Photo by Cindy Barks.
Originally Published: July 13, 2017 6:02 a.m.
Parking and seating spaces were at a premium at the Las Fuentes Resort Village Wednesday, July 12, when the candidates running for Prescott City Council and Mayor met up for a public forum.
More than 200 people packed the Las Fuentes meeting room, filling the 100 or so chairs that had been set up, and occupying the standing room along the walls and in the foyer.
Former Prescott City Councilman Bob Roecker, who served as moderator for the forum, expressed surprise at the turnout, noting that he had expected about 100. “Interest is very high for this election,” he said afterward.
Roecker compiled the forum questions with help from the sponsoring Yavapai County Republican Party, and touched on everything from the city’s more than $78 million shortfall with the Public Safety Personnel Retirement System (PSPRS) unfunded liability, to whether homes with septic systems should be required to connect to the city’s sewer system.
While the forum was characterized more by agreement among the candidates than by conflict, some divides were apparent.
For instance, six of the council and mayoral candidates expressed strong support for the city’s Proposition 443 — a measure to raise the city sales tax by 0.75 percent to pay down the PSPRS liability — while two are firmly against the measure. (Council candidate Greg Lazzell was absent from the forum, but has expressed support for the proposition in the past).
Mayoral candidate Mary Beth Hrin and council candidate Phil Goode both repeated their opposition, with Hrin maintaining that the ballot wording is flawed, and Goode calling the measure “poor tax policy.” If elected, Hrin said she would immediately propose a new tax measure that would take a different approach – dedicating the revenue to the police and fire departments.
Mayoral candidates Jean Wilcox and Greg Mengarelli, on the other hand, both voiced strong support for Proposition 443, as written.

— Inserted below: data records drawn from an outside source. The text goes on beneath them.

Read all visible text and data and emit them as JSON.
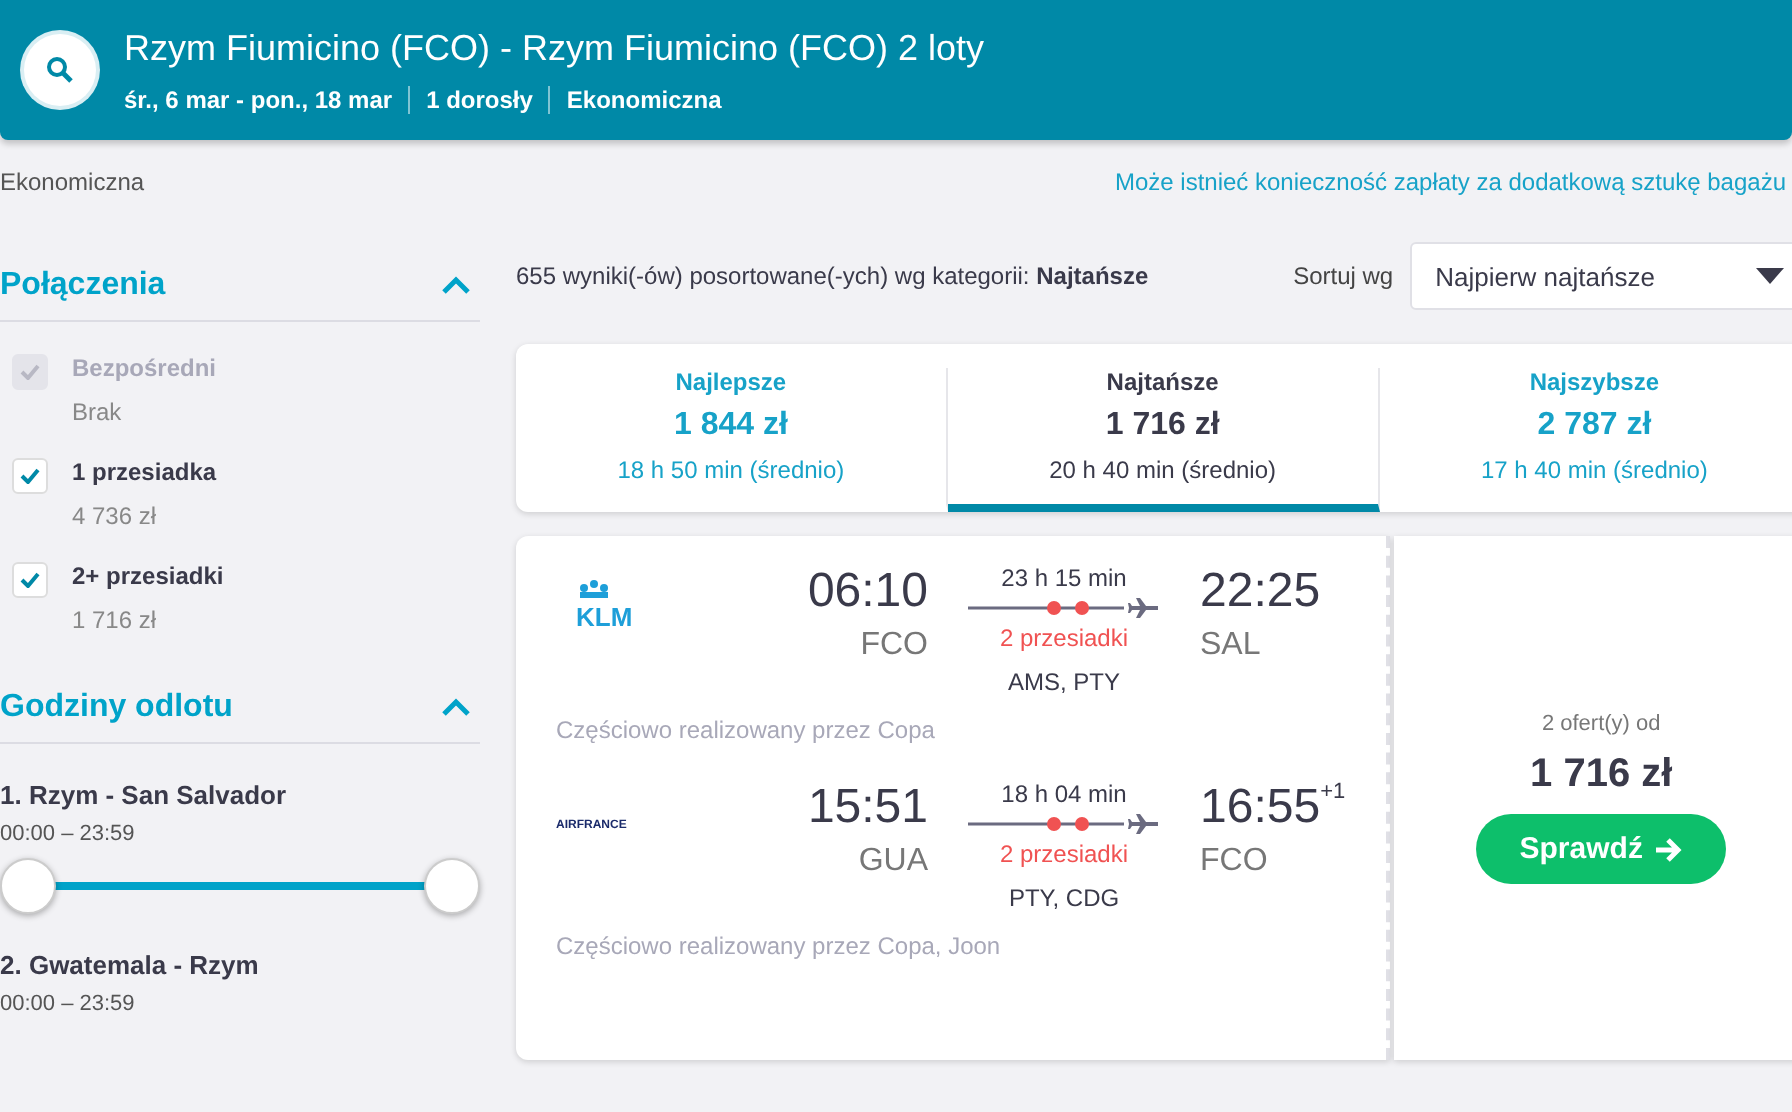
{
  "header": {
    "title": "Rzym Fiumicino (FCO) - Rzym Fiumicino (FCO) 2 loty",
    "details": [
      "śr., 6 mar - pon., 18 mar",
      "1 dorosły",
      "Ekonomiczna"
    ]
  },
  "info_bar": {
    "cabin": "Ekonomiczna",
    "baggage_link": "Może istnieć konieczność zapłaty za dodatkową sztukę bagażu"
  },
  "filters": {
    "connections": {
      "title": "Połączenia",
      "expanded": true,
      "options": [
        {
          "label": "Bezpośredni",
          "sub": "Brak",
          "checked": true,
          "disabled": true
        },
        {
          "label": "1 przesiadka",
          "sub": "4 736 zł",
          "checked": true,
          "disabled": false
        },
        {
          "label": "2+ przesiadki",
          "sub": "1 716 zł",
          "checked": true,
          "disabled": false
        }
      ]
    },
    "departure_times": {
      "title": "Godziny odlotu",
      "expanded": true,
      "ranges": [
        {
          "label": "1. Rzym - San Salvador",
          "range": "00:00 – 23:59",
          "slider_shown": true
        },
        {
          "label": "2. Gwatemala - Rzym",
          "range": "00:00 – 23:59",
          "slider_shown": false
        }
      ]
    }
  },
  "results": {
    "summary": "655 wyniki(-ów) posortowane(-ych) wg kategorii: **Najtańsze**",
    "sort_label": "Sortuj wg",
    "sort_value": "Najpierw najtańsze"
  },
  "tabs": [
    {
      "label": "Najlepsze",
      "price": "1 844 zł",
      "duration": "18 h 50 min (średnio)",
      "selected": false
    },
    {
      "label": "Najtańsze",
      "price": "1 716 zł",
      "duration": "20 h 40 min (średnio)",
      "selected": true
    },
    {
      "label": "Najszybsze",
      "price": "2 787 zł",
      "duration": "17 h 40 min (średnio)",
      "selected": false
    }
  ],
  "offer": {
    "legs": [
      {
        "airline": "KLM",
        "kind": "klm",
        "depart": "06:10",
        "from": "FCO",
        "duration": "23 h 15 min",
        "stops": "2 przesiadki",
        "via": "AMS, PTY",
        "arrive": "22:25",
        "to": "SAL",
        "note": "Częściowo realizowany przez Copa"
      },
      {
        "airline": "AIRFRANCE",
        "kind": "airfrance",
        "depart": "15:51",
        "from": "GUA",
        "duration": "18 h 04 min",
        "stops": "2 przesiadki",
        "via": "PTY, CDG",
        "arrive": "16:55",
        "plus_days": "+1",
        "to": "FCO",
        "note": "Częściowo realizowany przez Copa, Joon"
      }
    ],
    "offers_count": "2 ofert(y) od",
    "price": "1 716 zł",
    "button": "Sprawdź"
  }
}
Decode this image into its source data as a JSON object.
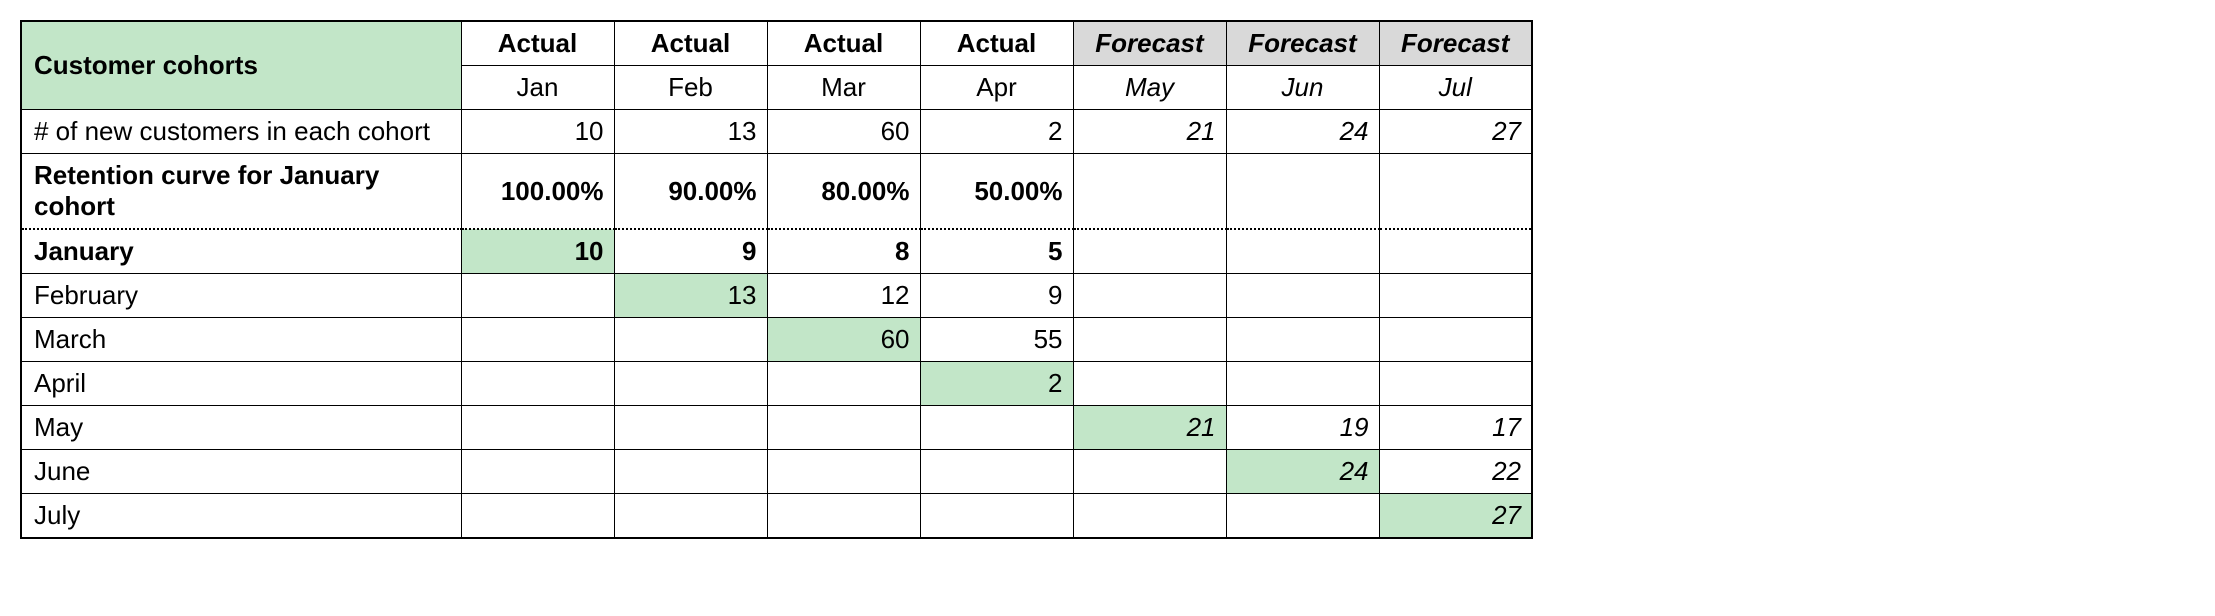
{
  "header": {
    "title": "Customer cohorts",
    "types": [
      "Actual",
      "Actual",
      "Actual",
      "Actual",
      "Forecast",
      "Forecast",
      "Forecast"
    ],
    "months": [
      "Jan",
      "Feb",
      "Mar",
      "Apr",
      "May",
      "Jun",
      "Jul"
    ],
    "forecast_start_index": 4
  },
  "rows": {
    "new_customers": {
      "label": "# of new customers in each cohort",
      "values": [
        "10",
        "13",
        "60",
        "2",
        "21",
        "24",
        "27"
      ]
    },
    "retention": {
      "label": "Retention curve for January cohort",
      "values": [
        "100.00%",
        "90.00%",
        "80.00%",
        "50.00%",
        "",
        "",
        ""
      ]
    },
    "cohorts": [
      {
        "label": "January",
        "values": [
          "10",
          "9",
          "8",
          "5",
          "",
          "",
          ""
        ],
        "diag": 0,
        "bold": true
      },
      {
        "label": "February",
        "values": [
          "",
          "13",
          "12",
          "9",
          "",
          "",
          ""
        ],
        "diag": 1,
        "bold": false
      },
      {
        "label": "March",
        "values": [
          "",
          "",
          "60",
          "55",
          "",
          "",
          ""
        ],
        "diag": 2,
        "bold": false
      },
      {
        "label": "April",
        "values": [
          "",
          "",
          "",
          "2",
          "",
          "",
          ""
        ],
        "diag": 3,
        "bold": false
      },
      {
        "label": "May",
        "values": [
          "",
          "",
          "",
          "",
          "21",
          "19",
          "17"
        ],
        "diag": 4,
        "bold": false
      },
      {
        "label": "June",
        "values": [
          "",
          "",
          "",
          "",
          "",
          "24",
          "22"
        ],
        "diag": 5,
        "bold": false
      },
      {
        "label": "July",
        "values": [
          "",
          "",
          "",
          "",
          "",
          "",
          "27"
        ],
        "diag": 6,
        "bold": false
      }
    ]
  },
  "chart_data": {
    "type": "table",
    "title": "Customer cohorts",
    "columns": [
      "Jan",
      "Feb",
      "Mar",
      "Apr",
      "May",
      "Jun",
      "Jul"
    ],
    "column_type": [
      "Actual",
      "Actual",
      "Actual",
      "Actual",
      "Forecast",
      "Forecast",
      "Forecast"
    ],
    "new_customers": [
      10,
      13,
      60,
      2,
      21,
      24,
      27
    ],
    "retention_curve_january": [
      1.0,
      0.9,
      0.8,
      0.5,
      null,
      null,
      null
    ],
    "cohort_matrix": {
      "January": [
        10,
        9,
        8,
        5,
        null,
        null,
        null
      ],
      "February": [
        null,
        13,
        12,
        9,
        null,
        null,
        null
      ],
      "March": [
        null,
        null,
        60,
        55,
        null,
        null,
        null
      ],
      "April": [
        null,
        null,
        null,
        2,
        null,
        null,
        null
      ],
      "May": [
        null,
        null,
        null,
        null,
        21,
        19,
        17
      ],
      "June": [
        null,
        null,
        null,
        null,
        null,
        24,
        22
      ],
      "July": [
        null,
        null,
        null,
        null,
        null,
        null,
        27
      ]
    }
  }
}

“I support Prop 443 proudly,” Mengarelli said, “No one’s going to pay (the PSPRS liability) for us. We are Prescott, and we pay our debts.”
Wilcox, an incumbent council member, added that she had served as chair of the strategic planning committee that initially proposed the tax increase, and that she sees the 0.75-percent tax as an effective way to pay down the pension liability.
Other council candidates also were strongly in the “yes” camp on the proposition, with incumbent councilman Steve Blair emphasizing the financial impact to other city services, if the tax fails. “I would hate to see services diminished, but if 443 doesn’t pass, that’s reality,” he said.
Candidates also differed somewhat on the issue of septic systems in Prescott city limits, and whether the owners of the homes should be required to connect to the city sewer.
Wilcox pointed out that homeowners could face costs of as much as $60,000 – an expense that many cannot bear. She suggested that the city should help with the costs of connecting the homes to the sewers.
Council candidate Joe Viccica added that his parents had owned a Pennsylvania home with a septic system, and had been required to connect to the city sewer, at a high cost. Because of the hardship he saw on his own family, he said, “If (the city) can find a way to work with the homeowners, and perhaps subsidize those costs, I would be for it.”
Council candidate Alexa Scholl advocated for looking for innovative ways of helping homeowners pay the cost. “I know how expensive it is (to make the conversion),” she said, adding that she also had grown up in home with a septic system.
While other candidates agreed with the importance of converting the septic systems to sewer for health and safety reasons, some issues arose over city assistance. Rather, several suggested improvement districts and/or loans, which would help the homeowners to pay the costs gradually. “I do not believe the city in general should have to pay,” Goode said.
Meanwhile, several questions elicited fairly similar answers from the candidates. For instance, they all appeared to agree that improvements and expansion were needed at the Prescott Airport.
Council candidate Connie Cantelme emphasized the need for an expanded runway to handle not just commerce, but the slurry bombers that fight wildfires as well. “We need those bombers,” she said.
Candidates also were firmly united against city bankruptcy, should voters reject Prop 443.
The forum was expected to go on for about two hours, but just past the midway point, it was interrupted by a fire alarm, which caused the evacuation of the room. Jacque Auwarter, a party state committee member and forum organizer, announced that the alarm was caused by an issue in the nearby assisted-living facility, and the crowd quickly dispersed.
Roecker said afterward that he had planned to ask questions on a number of other issues, including bike lanes on city streets, a jail tax, and open space purchases. He also had intended to open the questioning up to the audience.